= Beginning of Section =

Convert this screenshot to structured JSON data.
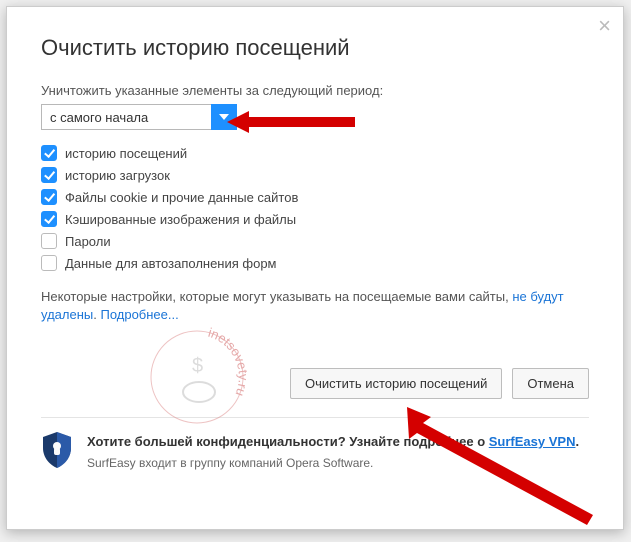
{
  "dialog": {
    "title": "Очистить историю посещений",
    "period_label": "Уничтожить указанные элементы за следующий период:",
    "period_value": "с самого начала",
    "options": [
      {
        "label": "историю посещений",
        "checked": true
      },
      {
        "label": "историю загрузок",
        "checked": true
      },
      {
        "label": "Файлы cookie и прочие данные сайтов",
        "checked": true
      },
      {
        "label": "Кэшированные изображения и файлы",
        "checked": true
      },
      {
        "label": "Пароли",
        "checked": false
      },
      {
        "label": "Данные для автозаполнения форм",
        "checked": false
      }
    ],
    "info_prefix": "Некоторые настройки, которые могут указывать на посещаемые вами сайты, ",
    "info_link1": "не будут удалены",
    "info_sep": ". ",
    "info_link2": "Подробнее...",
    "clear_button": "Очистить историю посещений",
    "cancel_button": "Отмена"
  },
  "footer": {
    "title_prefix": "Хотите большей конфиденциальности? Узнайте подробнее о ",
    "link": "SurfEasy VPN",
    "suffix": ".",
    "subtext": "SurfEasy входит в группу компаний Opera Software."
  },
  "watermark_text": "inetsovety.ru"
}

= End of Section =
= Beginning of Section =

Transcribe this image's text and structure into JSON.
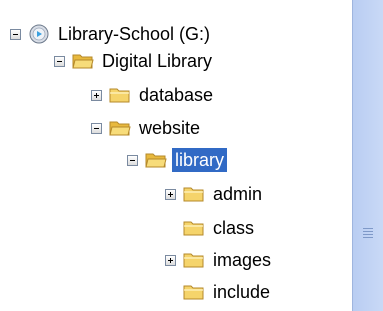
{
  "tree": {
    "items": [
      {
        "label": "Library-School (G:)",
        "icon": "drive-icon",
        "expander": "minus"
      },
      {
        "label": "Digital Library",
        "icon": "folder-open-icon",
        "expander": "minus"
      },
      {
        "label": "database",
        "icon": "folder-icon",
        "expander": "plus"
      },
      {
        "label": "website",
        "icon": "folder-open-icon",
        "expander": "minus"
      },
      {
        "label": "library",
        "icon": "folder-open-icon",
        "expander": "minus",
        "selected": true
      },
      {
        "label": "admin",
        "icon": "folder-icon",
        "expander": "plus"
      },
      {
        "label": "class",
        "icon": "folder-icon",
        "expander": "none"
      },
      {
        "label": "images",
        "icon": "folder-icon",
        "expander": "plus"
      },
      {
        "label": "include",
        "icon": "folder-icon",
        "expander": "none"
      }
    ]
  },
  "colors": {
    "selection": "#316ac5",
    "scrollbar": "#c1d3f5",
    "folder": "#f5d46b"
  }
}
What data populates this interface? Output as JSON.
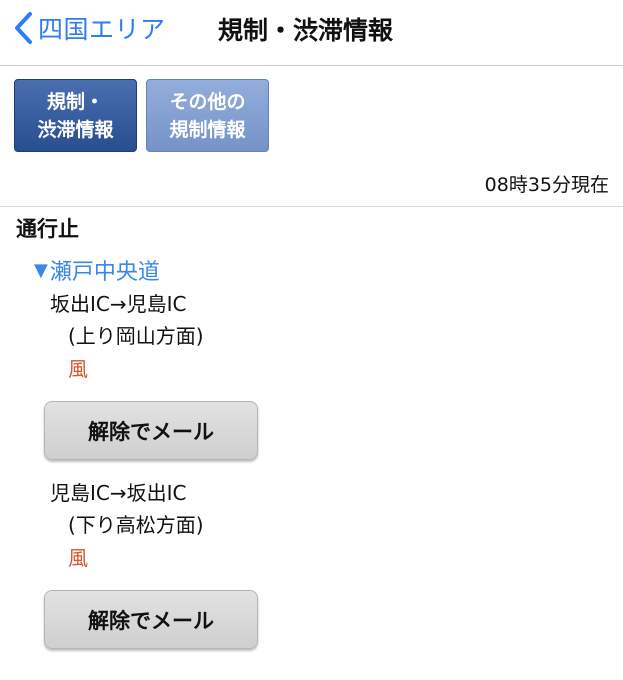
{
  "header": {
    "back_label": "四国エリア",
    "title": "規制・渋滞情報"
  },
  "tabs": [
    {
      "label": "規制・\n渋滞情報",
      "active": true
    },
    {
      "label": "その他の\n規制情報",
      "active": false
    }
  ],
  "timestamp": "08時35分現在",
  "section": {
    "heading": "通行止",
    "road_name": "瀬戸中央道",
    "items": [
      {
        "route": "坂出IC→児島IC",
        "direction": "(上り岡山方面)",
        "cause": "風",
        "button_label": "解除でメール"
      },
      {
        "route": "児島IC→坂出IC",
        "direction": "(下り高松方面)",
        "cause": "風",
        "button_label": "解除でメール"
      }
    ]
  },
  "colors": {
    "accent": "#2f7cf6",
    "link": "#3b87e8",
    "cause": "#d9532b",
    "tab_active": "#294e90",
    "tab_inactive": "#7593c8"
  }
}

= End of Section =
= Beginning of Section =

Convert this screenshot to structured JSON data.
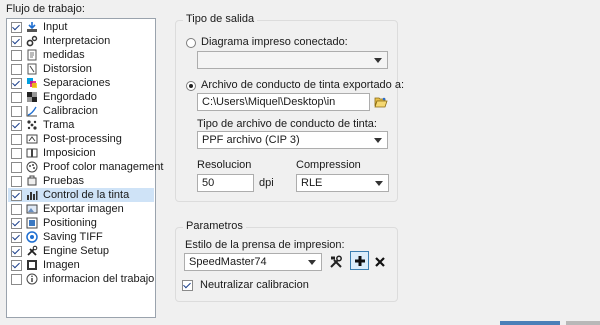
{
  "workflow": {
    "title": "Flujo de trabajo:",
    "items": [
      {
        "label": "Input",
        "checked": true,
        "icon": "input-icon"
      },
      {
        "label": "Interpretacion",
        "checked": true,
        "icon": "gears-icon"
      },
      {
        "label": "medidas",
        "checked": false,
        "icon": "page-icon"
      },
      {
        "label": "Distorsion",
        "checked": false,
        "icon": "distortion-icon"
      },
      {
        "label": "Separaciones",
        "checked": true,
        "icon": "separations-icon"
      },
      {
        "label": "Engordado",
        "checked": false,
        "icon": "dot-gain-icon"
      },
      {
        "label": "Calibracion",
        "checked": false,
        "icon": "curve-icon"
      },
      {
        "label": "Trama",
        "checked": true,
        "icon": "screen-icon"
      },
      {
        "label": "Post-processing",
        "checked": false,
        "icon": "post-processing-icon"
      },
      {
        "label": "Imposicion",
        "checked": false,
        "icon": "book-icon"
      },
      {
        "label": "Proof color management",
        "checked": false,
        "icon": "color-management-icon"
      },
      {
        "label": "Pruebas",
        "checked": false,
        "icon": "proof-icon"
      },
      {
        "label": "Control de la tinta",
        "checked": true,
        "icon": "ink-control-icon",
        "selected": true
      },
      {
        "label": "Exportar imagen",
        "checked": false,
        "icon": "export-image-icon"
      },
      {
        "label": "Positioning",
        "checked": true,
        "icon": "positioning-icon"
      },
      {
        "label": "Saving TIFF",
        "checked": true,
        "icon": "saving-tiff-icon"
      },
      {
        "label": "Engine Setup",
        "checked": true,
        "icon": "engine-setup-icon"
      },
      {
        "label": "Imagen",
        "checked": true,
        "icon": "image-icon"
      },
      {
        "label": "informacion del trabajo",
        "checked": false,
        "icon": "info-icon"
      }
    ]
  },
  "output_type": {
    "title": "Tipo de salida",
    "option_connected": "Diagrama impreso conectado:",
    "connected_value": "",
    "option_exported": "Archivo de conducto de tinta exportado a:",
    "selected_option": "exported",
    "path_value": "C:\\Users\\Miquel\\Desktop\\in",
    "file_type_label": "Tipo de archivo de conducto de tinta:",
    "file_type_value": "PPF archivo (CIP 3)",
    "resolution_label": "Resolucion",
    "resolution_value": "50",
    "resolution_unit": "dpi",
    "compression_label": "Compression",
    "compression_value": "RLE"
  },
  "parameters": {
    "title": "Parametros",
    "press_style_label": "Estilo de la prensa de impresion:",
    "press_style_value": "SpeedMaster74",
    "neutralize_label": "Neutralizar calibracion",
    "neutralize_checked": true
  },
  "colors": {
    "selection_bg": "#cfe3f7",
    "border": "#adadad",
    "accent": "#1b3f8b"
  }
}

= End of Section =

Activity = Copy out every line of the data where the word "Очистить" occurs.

Exercise answer =
    "title": "Очистить историю посещений",
    "clear_button": "Очистить историю посещений",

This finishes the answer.